It’s safe to say British Cycling’s big announcement of a new major sponsor this week didn’t quite go over as planned. The sporting body excitedly announced Shell UK as a new official partner with Brian Facer, CEO of British Cycling, adding that the move would “help our organization and sport take important steps towards net zero—things we know our members are incredibly passionate about.”
Facer was right on about half of that statement. It turns out British Cycling fans are passionate about net zero. But they, and the broader public, were not buying a partnership with a major oil producer as a legitimate path toward achieving that goal.
The move may not seem so controversial in Canada, where a huge number of oil and gas companies double as corporate sponsors for sporting bodies. But global organizations such as Greenpeace down to Protect Our Winters UK chapter and the Trash Free Trails initiative all quickly spoke up to condemn the corporate partnership.
“The idea of Shell helping British Cycling reach net zero is as absurd as beef farmers advising lettuce farmers on how to go vegan,” Greenpeace UK policy director Dr Doug Parr was quoted as saying in The Guardian. He went on to note that various museums around the world have rejected funding from Shell and other oil companies on ethical grounds in an effort to help prevent green washing.
Rocky road for British Cycling
It’s the second very public faux pas for the sport organization in recent weeks.
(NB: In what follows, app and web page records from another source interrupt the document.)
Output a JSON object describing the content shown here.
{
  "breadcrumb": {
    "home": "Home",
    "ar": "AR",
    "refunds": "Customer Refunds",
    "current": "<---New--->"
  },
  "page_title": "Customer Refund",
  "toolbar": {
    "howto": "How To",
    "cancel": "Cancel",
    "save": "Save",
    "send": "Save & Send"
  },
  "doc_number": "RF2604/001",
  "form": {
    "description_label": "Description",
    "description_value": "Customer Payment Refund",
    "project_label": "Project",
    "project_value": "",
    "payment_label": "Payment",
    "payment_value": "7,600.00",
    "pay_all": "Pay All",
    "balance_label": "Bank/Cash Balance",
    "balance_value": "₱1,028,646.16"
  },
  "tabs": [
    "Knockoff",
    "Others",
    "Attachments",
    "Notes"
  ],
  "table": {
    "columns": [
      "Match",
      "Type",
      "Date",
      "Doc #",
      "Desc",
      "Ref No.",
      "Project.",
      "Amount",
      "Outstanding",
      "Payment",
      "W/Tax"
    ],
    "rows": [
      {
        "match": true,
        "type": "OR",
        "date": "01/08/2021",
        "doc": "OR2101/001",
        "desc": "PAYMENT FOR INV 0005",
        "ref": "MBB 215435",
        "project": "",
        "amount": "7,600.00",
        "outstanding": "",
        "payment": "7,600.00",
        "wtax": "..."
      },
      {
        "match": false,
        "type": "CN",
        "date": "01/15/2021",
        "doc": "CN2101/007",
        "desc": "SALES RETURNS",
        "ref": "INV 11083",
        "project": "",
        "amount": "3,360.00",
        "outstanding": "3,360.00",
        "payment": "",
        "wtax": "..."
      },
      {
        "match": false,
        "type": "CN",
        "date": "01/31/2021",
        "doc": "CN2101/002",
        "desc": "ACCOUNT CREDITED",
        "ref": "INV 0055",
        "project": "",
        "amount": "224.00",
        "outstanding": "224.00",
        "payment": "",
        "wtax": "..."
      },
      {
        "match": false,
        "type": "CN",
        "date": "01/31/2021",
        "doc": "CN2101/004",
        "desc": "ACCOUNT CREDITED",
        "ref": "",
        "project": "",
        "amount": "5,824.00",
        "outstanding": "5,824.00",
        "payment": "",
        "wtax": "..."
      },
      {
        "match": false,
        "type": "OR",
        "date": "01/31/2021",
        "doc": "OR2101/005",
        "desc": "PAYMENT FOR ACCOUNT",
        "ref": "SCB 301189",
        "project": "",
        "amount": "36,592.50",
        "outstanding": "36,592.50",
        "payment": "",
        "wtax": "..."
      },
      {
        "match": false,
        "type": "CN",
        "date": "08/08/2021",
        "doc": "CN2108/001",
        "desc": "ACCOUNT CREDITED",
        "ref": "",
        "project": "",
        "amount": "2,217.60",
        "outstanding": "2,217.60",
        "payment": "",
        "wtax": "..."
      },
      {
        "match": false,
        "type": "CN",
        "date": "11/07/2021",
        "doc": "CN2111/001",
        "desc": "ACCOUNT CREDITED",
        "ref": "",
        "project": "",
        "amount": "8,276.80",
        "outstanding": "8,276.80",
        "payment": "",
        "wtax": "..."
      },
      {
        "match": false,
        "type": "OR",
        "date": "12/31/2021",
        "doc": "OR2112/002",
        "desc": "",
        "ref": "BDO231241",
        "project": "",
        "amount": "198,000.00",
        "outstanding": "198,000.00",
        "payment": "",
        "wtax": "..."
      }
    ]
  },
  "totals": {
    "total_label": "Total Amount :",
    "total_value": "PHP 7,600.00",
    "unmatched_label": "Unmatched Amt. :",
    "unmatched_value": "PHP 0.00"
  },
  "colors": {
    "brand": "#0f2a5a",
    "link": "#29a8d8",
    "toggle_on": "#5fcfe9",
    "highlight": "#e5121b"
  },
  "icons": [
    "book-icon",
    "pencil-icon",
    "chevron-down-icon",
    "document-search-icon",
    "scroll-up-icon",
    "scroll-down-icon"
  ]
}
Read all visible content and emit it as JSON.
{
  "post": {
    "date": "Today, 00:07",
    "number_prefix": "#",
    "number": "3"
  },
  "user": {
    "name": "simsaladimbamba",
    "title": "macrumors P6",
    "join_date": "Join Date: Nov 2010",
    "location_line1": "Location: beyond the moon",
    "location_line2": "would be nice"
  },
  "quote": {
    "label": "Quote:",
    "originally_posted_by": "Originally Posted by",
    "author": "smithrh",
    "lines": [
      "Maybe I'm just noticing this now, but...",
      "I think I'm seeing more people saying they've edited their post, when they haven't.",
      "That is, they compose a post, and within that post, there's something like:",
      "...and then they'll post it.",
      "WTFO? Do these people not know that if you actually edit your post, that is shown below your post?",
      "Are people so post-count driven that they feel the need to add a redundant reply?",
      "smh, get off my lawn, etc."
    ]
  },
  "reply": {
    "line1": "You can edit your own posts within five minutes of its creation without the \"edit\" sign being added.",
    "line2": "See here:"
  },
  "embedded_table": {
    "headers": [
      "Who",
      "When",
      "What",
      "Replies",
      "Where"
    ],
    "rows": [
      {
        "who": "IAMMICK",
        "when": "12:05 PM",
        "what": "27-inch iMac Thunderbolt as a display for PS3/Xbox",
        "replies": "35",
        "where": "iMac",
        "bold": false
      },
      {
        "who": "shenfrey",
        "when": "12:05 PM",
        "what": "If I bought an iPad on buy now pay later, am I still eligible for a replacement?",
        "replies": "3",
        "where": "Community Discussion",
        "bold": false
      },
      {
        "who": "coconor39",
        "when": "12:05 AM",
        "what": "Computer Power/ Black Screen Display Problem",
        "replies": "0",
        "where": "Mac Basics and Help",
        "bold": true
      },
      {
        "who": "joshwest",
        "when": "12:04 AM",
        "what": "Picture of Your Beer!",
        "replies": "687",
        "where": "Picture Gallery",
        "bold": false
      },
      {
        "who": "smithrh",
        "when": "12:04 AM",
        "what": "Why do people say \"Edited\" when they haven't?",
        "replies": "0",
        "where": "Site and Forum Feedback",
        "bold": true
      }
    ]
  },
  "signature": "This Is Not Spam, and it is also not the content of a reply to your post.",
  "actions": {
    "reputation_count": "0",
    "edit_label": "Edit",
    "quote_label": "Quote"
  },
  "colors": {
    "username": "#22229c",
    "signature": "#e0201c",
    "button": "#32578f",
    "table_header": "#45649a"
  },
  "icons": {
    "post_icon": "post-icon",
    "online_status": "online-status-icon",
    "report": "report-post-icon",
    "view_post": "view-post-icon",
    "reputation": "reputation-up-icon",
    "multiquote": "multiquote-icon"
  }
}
British Cycling was skewered online for its suggestion that people should not ride their bikes during the Queen’s funeral. B.C. backtracked on that statement, but it is unlikely it will, or even can, back out of the partnership with Shell UK.
The new partnership replaces the previous major sponsor HSBC. British Cycling lost HSBC’s support after the 2021 Olympics, halfway through an eight-year contract. A change in HSBC’s marketing strategy (and the pandemic) were cited as the reasons for ending the contract early but the decision also came in the midst of a long string of controversies at the national sporting body.